Some people pine for the simple life – a ‘sea-change’ from the hustle and bustle of modern living. On one hand, you might say that we are living in a ‘golden age’ for Judaism: there are many countries in the world where Jews can enjoy religious freedom of expression, there is a wealth of scholarship available in both nigleh and chassidus, and in general humankind has more leisure time than ever before. And yet, with all this opportunity before us, modern life is just so ‘full’ and busy it’s often a challenge to find the time to feed our souls.
Does it make sense to pine for an earlier time, when live
was simple and Chassidim would spend hours learning or meditating before an
even longer time davening? But would anyone want to live in those times,
when Jews were persecuted and poverty was rife?
It seems you can’t have your cake and eat it too. Each
generation has their ‘pekkel’: the full context of life with all its
pros and cons. In our generation the opportunities are great, and therefore so
are the challenges. I’m sure both in previous times as in now, people thought
the grass might be greener elsewhere.
While Shavuos celebrates “matan Torah”, the
traditional greeting of the Rebbe was “kabolas haTorah b’simcha u’b’pnimiyus”.
These two terms represent two perspectives: “matan Torah” is Hashem’s
perspective – that He gave us the Torah, but “kabolas haTorah ...” is
our perspective: how we received (and continue each year to receive) it. What
does it mean to receive the Torah with joy and ‘inwardly’ (usually understood
to mean not superficially)? Is there a connection between these two things? And
is it particularly relevant in contemporary times?
What was the mood of the Jewish people at Har Sinai?
Were they filled with joy when, as the midrash explains, Hashem held the
mountain above them like a barrel and threatened their destruction if they
didn’t accept the Torah? How about when their souls literally flew from their
bodies upon ‘hearing’ the Word of Hashem? And how about when angels crowned
them as they declared “naaseh v’nishma”?
We know that matan Torah is described metaphorically as the
‘marriage’ between Hashem and “knesses Yisroel” - the Jewish nation. There
are many aspects of joy associated with marriage. One of those is yichud
zu’n, which takes place both between a husband and wife individually, and
between us and Hashem collectively.
Another is as stated “ain simcha k’hasoras hasfeikos”
– “there is no joy like the removal of doubt”. When we are burdened with doubt
and insecurity, there is a huge sense of happiness and relief when that is
lifted from us, and replaced with the clarity of certainty. This is easy to
understand when navigating through the shidduch system and ultimately
discovering one’s bashert and the wonderful feeling of knowing deep down
that this is ‘the one’.
However with time, both marriages and our relationship with

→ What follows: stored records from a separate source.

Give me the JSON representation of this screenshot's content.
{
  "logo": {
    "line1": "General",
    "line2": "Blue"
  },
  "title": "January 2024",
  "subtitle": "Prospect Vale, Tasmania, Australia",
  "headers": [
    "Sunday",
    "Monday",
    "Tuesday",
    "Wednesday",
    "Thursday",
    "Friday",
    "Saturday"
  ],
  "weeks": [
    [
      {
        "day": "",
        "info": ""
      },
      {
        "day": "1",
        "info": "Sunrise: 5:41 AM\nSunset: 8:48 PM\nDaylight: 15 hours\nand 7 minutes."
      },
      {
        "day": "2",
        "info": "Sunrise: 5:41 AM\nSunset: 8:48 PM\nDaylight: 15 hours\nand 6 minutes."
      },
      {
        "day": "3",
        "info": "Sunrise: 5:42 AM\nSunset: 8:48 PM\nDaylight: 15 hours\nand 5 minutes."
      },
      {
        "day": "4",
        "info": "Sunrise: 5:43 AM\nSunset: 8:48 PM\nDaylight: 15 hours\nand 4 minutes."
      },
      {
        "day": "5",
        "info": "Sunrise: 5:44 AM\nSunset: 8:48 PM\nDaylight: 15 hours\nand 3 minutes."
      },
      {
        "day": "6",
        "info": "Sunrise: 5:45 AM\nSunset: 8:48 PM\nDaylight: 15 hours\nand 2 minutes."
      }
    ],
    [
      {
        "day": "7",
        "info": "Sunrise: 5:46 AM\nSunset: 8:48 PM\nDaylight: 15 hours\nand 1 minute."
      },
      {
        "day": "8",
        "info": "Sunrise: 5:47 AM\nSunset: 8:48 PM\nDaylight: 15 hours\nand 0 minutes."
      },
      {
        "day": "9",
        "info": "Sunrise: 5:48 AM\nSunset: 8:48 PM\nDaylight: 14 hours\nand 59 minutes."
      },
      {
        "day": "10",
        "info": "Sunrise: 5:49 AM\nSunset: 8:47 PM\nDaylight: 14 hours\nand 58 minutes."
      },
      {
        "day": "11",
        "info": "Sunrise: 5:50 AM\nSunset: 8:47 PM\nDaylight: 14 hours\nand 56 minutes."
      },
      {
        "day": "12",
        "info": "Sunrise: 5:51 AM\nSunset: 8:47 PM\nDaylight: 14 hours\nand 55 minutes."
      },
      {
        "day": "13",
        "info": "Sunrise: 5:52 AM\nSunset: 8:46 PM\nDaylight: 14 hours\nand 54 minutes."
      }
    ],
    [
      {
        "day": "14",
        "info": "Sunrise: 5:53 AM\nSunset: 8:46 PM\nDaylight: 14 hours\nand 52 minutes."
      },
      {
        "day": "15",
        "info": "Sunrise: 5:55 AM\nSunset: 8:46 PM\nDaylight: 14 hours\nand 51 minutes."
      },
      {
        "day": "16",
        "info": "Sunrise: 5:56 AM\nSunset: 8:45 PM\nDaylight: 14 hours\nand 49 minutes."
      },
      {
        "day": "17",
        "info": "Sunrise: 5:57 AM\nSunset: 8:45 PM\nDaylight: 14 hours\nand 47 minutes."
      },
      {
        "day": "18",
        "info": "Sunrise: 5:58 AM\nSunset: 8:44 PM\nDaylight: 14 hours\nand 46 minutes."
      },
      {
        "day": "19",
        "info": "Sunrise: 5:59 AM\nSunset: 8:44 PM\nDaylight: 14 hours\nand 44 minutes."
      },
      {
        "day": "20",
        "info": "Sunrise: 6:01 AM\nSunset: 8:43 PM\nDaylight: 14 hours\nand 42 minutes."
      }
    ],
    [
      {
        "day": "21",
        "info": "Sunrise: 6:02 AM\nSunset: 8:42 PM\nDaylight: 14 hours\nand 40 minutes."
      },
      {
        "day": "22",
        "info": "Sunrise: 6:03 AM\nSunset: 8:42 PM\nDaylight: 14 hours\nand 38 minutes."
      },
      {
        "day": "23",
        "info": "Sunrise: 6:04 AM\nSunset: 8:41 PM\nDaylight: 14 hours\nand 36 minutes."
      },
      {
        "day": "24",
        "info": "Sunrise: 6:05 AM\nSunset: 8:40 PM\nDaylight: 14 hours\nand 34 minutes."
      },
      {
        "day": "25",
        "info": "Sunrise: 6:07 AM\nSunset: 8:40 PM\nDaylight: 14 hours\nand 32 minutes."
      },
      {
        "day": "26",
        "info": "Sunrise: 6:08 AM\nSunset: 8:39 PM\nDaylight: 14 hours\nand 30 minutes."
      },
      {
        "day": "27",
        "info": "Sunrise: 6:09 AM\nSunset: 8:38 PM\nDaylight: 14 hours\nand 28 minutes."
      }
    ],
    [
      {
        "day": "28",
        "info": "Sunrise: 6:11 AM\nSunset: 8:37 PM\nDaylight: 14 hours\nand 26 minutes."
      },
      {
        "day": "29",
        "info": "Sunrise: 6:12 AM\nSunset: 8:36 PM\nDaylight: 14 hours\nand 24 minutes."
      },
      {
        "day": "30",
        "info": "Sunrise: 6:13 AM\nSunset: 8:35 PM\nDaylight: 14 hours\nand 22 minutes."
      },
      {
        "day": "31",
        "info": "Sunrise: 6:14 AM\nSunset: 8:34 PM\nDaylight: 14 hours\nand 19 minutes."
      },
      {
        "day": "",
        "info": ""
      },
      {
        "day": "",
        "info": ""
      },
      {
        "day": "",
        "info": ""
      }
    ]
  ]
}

Hashem can grow stale by rote, and/or overwhelmed by the hustle and bustle of
So every now and then we must dig deep to rediscover why we
are doing what we do. Toyota developed the famous ‘Five Whys’ technique as part
of the evolution of their manufacturing process. Using this system, they would
repeatedly ask ‘why’ until they finally found the root cause of a problem.
Doing this in the context of our relationships – whether
marriage or with Hashem – can bring us back to the ‘root cause’ that is the
foundation of the relationship: our deep-seated commitment to be connected to
our life-partner, and to Hashem. This is the real ‘why’ behind everything we
The shiur Tanya from a few days ago quoted from Sefer
Yetzira: “v’im rotz libcho, shuv l’echod” – “if your heart hastens,
return to One”. This was explained to me in a slightly different way: no matter
what our current avodah is – ratzo or shuv, or indeed
whatever aspect of avodah is occupying us, or if we are faced with uncertainty
as to what we should or shouldn’t be focussing on at any given time – we must
always remember that it’s all about the Echod – doing what Hashem wants.
With this we can understand the term “b’simcha
u’b’pnimiyus”: every now and then we need to set aside the rush of daily
life and dig deep b’pnimiyus to the root of what our avodah is
really all about. When we do this, we see that it’s all about the deep
connection of our souls to Hashem Echod. Everything we do is just an
expression of what Hashem wants. This removal of ambiguity relieves us
of stress and gives us the clarity of purpose and resultant simcha in
our connection to ‘the One’.
(This regular reflection can be equally effective in bringing
back focus in our spousal relationships).
Special thanks to YYG for the ‘micro-farbrengen’ that
inspired this and more.